A comprehensive, 22-year study of the United States education system found that 64% of everything taught and tested was wasted. The content categorized as "wasted" was either "immediately forgotten" or "never used." Meanwhile, content was categorized as "useful" if it either helped "eventually improve a student's quality of life" or "lead a student to be a better steward of family or community."
Broadly, the subject of "Math" topped the "useful" list. It did very well through eighth grade, according to the report, averaging at around 88% useful. Then, once "geometry" and "calculus" were introduced, the percentage dropped precipitously to around 12%. Writing also did very well initially, but also dropped with "poetry" and "analysis of classics."
"It is important to realize that this study only measured what was in the curricula, not what the students actually learned," said one superintendent. "We educators take a broader perspective, and look at the development of the entire child. For example, we view the school bus ride as a critical part of social adaption, and necessary for the complete student experience."
"We were very disappointed in the methodology," agreed the CEO of one standardized test producer. "Just look at page 53. Advanced biology was only considered as it impacted a student's eventual health and scientific accomplishments. The study did not measure the inherent intellectual curiosity demonstrated by high school students in their pursuit of biological excellence for its own sake, nor for advantages of mastering facts about biology as a competitive differentiator in applying to colleges."
Still, others see an upside in the findings. "This means that there is a huge opportunity," said one Governor, "to reduce the school budgets of my state by about 50% and not impact the quality of education. This represents a saving of hundreds of millions of dollars."
The authors of the report agreed. They cited their conclusions, noting, "This is a bigger opportunity in terms of re-allocating national resources than health care. By a factor of ten."

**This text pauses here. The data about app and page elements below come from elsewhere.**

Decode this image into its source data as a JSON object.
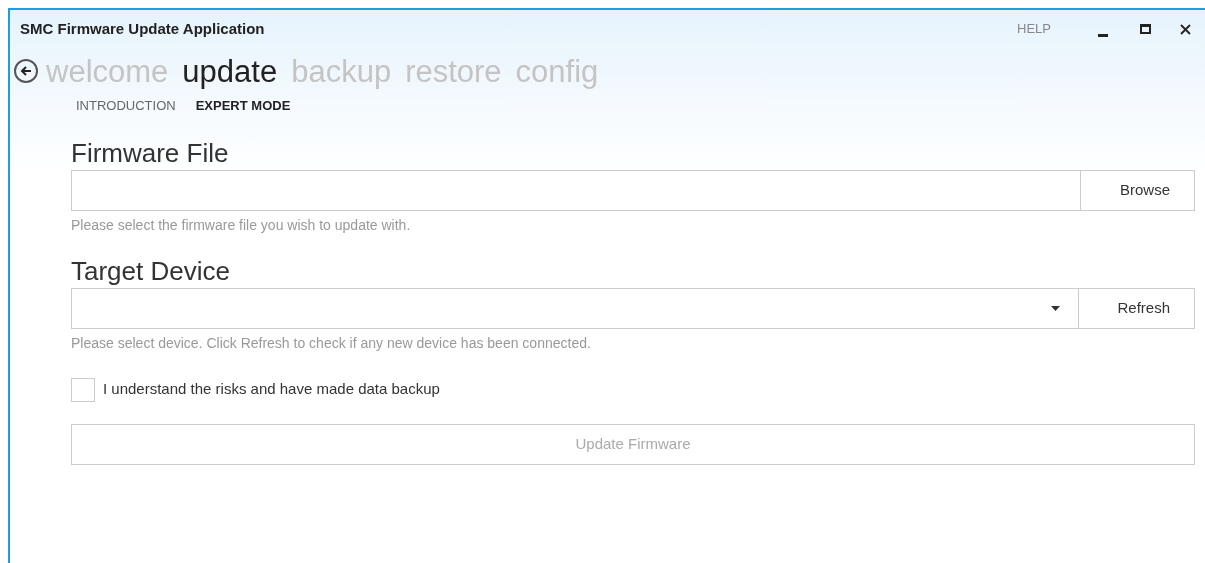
{
  "window": {
    "title": "SMC Firmware Update Application",
    "help": "HELP"
  },
  "nav": [
    {
      "label": "welcome",
      "selected": false
    },
    {
      "label": "update",
      "selected": true
    },
    {
      "label": "backup",
      "selected": false
    },
    {
      "label": "restore",
      "selected": false
    },
    {
      "label": "config",
      "selected": false
    }
  ],
  "subnav": [
    {
      "label": "INTRODUCTION",
      "selected": false
    },
    {
      "label": "EXPERT MODE",
      "selected": true
    }
  ],
  "firmware_file": {
    "heading": "Firmware File",
    "button": "Browse",
    "hint": "Please select the firmware file you wish to update with."
  },
  "target_device": {
    "heading": "Target Device",
    "button": "Refresh",
    "hint": "Please select device. Click Refresh to check if any new device has been connected."
  },
  "consent": {
    "label": "I understand the risks and have made data backup",
    "checked": false
  },
  "update_button": {
    "label": "Update Firmware",
    "disabled": true
  }
}
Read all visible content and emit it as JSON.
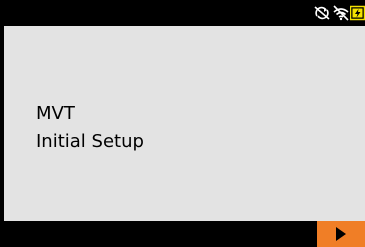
{
  "status_bar": {
    "icons": [
      "sync-disabled-icon",
      "wifi-off-icon",
      "battery-charging-icon"
    ],
    "battery_color": "#f4e200"
  },
  "main": {
    "line1": "MVT",
    "line2": "Initial Setup"
  },
  "bottom_bar": {
    "next_button_icon": "play-arrow-icon",
    "accent_color": "#f07e26"
  }
}
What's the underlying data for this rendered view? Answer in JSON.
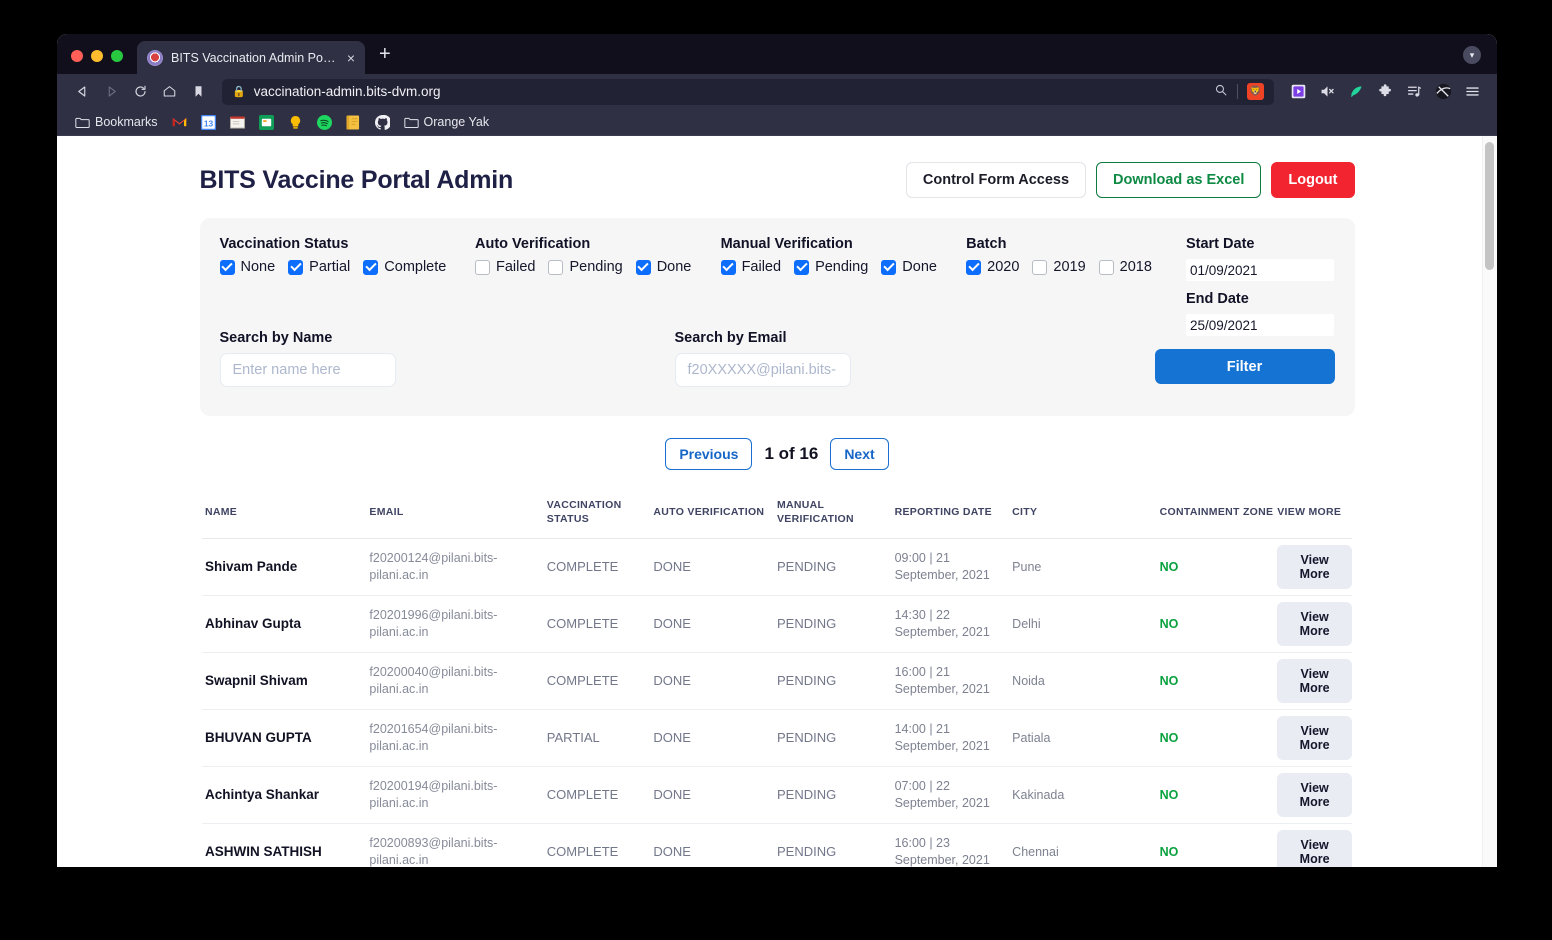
{
  "browser": {
    "tab": {
      "title": "BITS Vaccination Admin Portal",
      "favicon": "bits-logo-icon",
      "close": "×"
    },
    "newtab_label": "+",
    "url": "vaccination-admin.bits-dvm.org",
    "lock_icon": "🔒",
    "nav": {
      "back": "back-arrow-icon",
      "forward": "forward-arrow-icon",
      "reload": "reload-icon",
      "home": "home-icon",
      "bookmark": "bookmark-icon"
    },
    "url_actions": {
      "search": "search-icon",
      "shield": "brave-shield-icon"
    },
    "extensions": [
      "extension-purple-icon",
      "mute-tab-icon",
      "extension-green-icon",
      "puzzle-icon",
      "playlist-icon",
      "globe-dark-icon",
      "menu-icon"
    ],
    "bookmarks_label": "Bookmarks",
    "bookmark_items": [
      {
        "label": "",
        "icon": "gmail-icon"
      },
      {
        "label": "",
        "icon": "google-calendar-icon"
      },
      {
        "label": "",
        "icon": "notes-icon"
      },
      {
        "label": "",
        "icon": "google-sheets-icon"
      },
      {
        "label": "",
        "icon": "google-keep-icon"
      },
      {
        "label": "",
        "icon": "spotify-icon"
      },
      {
        "label": "",
        "icon": "notebook-icon"
      },
      {
        "label": "",
        "icon": "github-icon"
      },
      {
        "label": "Orange Yak",
        "icon": "folder-icon"
      }
    ]
  },
  "app": {
    "title": "BITS Vaccine Portal Admin",
    "buttons": {
      "control_form_access": "Control Form Access",
      "download_excel": "Download as Excel",
      "logout": "Logout"
    },
    "colors": {
      "title": "#1f2045",
      "logout_bg": "#f22430",
      "excel_border": "#0f7a3d",
      "filter_bg": "#1573d4",
      "checkbox_on": "#0d6efd",
      "zone_no": "#0aa13f"
    }
  },
  "filters": {
    "groups": [
      {
        "label": "Vaccination Status",
        "options": [
          {
            "label": "None",
            "checked": true
          },
          {
            "label": "Partial",
            "checked": true
          },
          {
            "label": "Complete",
            "checked": true
          }
        ]
      },
      {
        "label": "Auto Verification",
        "options": [
          {
            "label": "Failed",
            "checked": false
          },
          {
            "label": "Pending",
            "checked": false
          },
          {
            "label": "Done",
            "checked": true
          }
        ]
      },
      {
        "label": "Manual Verification",
        "options": [
          {
            "label": "Failed",
            "checked": true
          },
          {
            "label": "Pending",
            "checked": true
          },
          {
            "label": "Done",
            "checked": true
          }
        ]
      },
      {
        "label": "Batch",
        "options": [
          {
            "label": "2020",
            "checked": true
          },
          {
            "label": "2019",
            "checked": false
          },
          {
            "label": "2018",
            "checked": false
          }
        ]
      }
    ],
    "start_date": {
      "label": "Start Date",
      "value": "01/09/2021"
    },
    "end_date": {
      "label": "End Date",
      "value": "25/09/2021"
    },
    "search_name": {
      "label": "Search by Name",
      "value": "",
      "placeholder": "Enter name here"
    },
    "search_email": {
      "label": "Search by Email",
      "value": "",
      "placeholder": "f20XXXXX@pilani.bits-"
    },
    "filter_button": "Filter"
  },
  "pagination": {
    "previous": "Previous",
    "next": "Next",
    "info": "1 of 16"
  },
  "table": {
    "headers": [
      "NAME",
      "EMAIL",
      "VACCINATION STATUS",
      "AUTO VERIFICATION",
      "MANUAL VERIFICATION",
      "REPORTING DATE",
      "CITY",
      "CONTAINMENT ZONE",
      "VIEW MORE"
    ],
    "view_more_label": "View More",
    "rows": [
      {
        "name": "Shivam Pande",
        "email": "f20200124@pilani.bits-pilani.ac.in",
        "vaccination_status": "COMPLETE",
        "auto_verification": "DONE",
        "manual_verification": "PENDING",
        "reporting_date": "09:00 | 21 September, 2021",
        "city": "Pune",
        "containment_zone": "NO"
      },
      {
        "name": "Abhinav Gupta",
        "email": "f20201996@pilani.bits-pilani.ac.in",
        "vaccination_status": "COMPLETE",
        "auto_verification": "DONE",
        "manual_verification": "PENDING",
        "reporting_date": "14:30 | 22 September, 2021",
        "city": "Delhi",
        "containment_zone": "NO"
      },
      {
        "name": "Swapnil Shivam",
        "email": "f20200040@pilani.bits-pilani.ac.in",
        "vaccination_status": "COMPLETE",
        "auto_verification": "DONE",
        "manual_verification": "PENDING",
        "reporting_date": "16:00 | 21 September, 2021",
        "city": "Noida",
        "containment_zone": "NO"
      },
      {
        "name": "BHUVAN GUPTA",
        "email": "f20201654@pilani.bits-pilani.ac.in",
        "vaccination_status": "PARTIAL",
        "auto_verification": "DONE",
        "manual_verification": "PENDING",
        "reporting_date": "14:00 | 21 September, 2021",
        "city": "Patiala",
        "containment_zone": "NO"
      },
      {
        "name": "Achintya Shankar",
        "email": "f20200194@pilani.bits-pilani.ac.in",
        "vaccination_status": "COMPLETE",
        "auto_verification": "DONE",
        "manual_verification": "PENDING",
        "reporting_date": "07:00 | 22 September, 2021",
        "city": "Kakinada",
        "containment_zone": "NO"
      },
      {
        "name": "ASHWIN SATHISH",
        "email": "f20200893@pilani.bits-pilani.ac.in",
        "vaccination_status": "COMPLETE",
        "auto_verification": "DONE",
        "manual_verification": "PENDING",
        "reporting_date": "16:00 | 23 September, 2021",
        "city": "Chennai",
        "containment_zone": "NO"
      }
    ]
  }
}
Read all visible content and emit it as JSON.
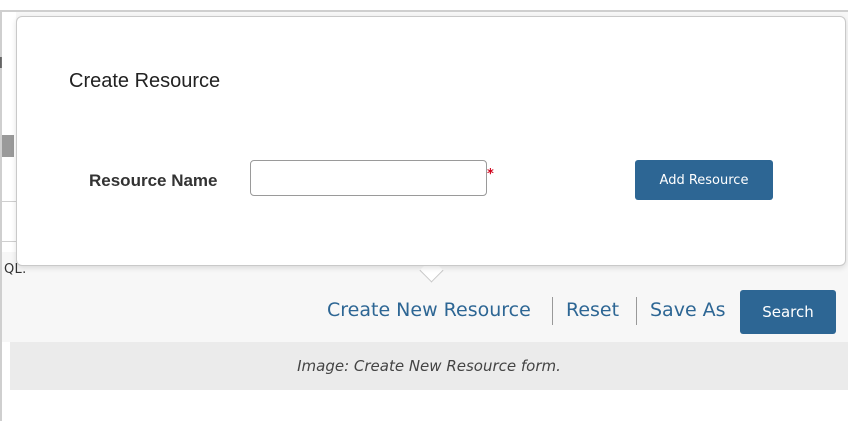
{
  "background": {
    "fragment_letter": "l",
    "hint_text": "QL."
  },
  "dialog": {
    "title": "Create Resource",
    "field_label": "Resource Name",
    "input_value": "",
    "required_mark": "*",
    "add_button_label": "Add Resource"
  },
  "actions": {
    "create_new_label": "Create New Resource",
    "reset_label": "Reset",
    "save_as_label": "Save As",
    "search_label": "Search"
  },
  "caption": "Image: Create New Resource form.",
  "colors": {
    "accent": "#2d6694",
    "required": "#d0021b",
    "caption_bg": "#ebebeb"
  }
}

The financial savings may be controversial however. One parent commented, "The study misses the point. I need to have my four children out of the house most of the day." Many other parents surveyed agreed, for reasons ranging such as "professional development" and "income generating." Many economists agree that they cost effective "day caring" of all kids, regardless of what is taught, allows for both more earning and spending that positively impacts the GDP. "We could be teaching kids about Beethoven and Egyptian history all day, and as long as we do it relatively cheaply, the economic return is significant."
The Provost of a major private university also added, "the report misses the tone of the country right now. Parents want their children spending more time in school, not less. And politicians want to be seen as pro-education. If people believe that longer school days now will lead to greater economic success in the future, we should meet this market requirement."
A principal added, "Spending money on education makes people feel better - this is comfort spending in a time of economic stress, especially if what is spent is community money. Not every parent can afford a nice home, but everyone can lobby hard to build a comprehensive school campus, where their children spend more of their time anyway."
The President, when asked, took a more moderated approach. "I don't see getting rid of two thirds of all school programs. That is just not going to happen. Instead, we must aggressively shift the curricula, from having students sitting in classroom learning Roman history to have students instead sitting in classrooms learning about applications of advanced technology. I will be creating a panel to make recommendations how to best make this transition. But," the President cautioned, "these will only be recommendations. It is ultimately up to the schools themselves to best decide what and how students need to learn."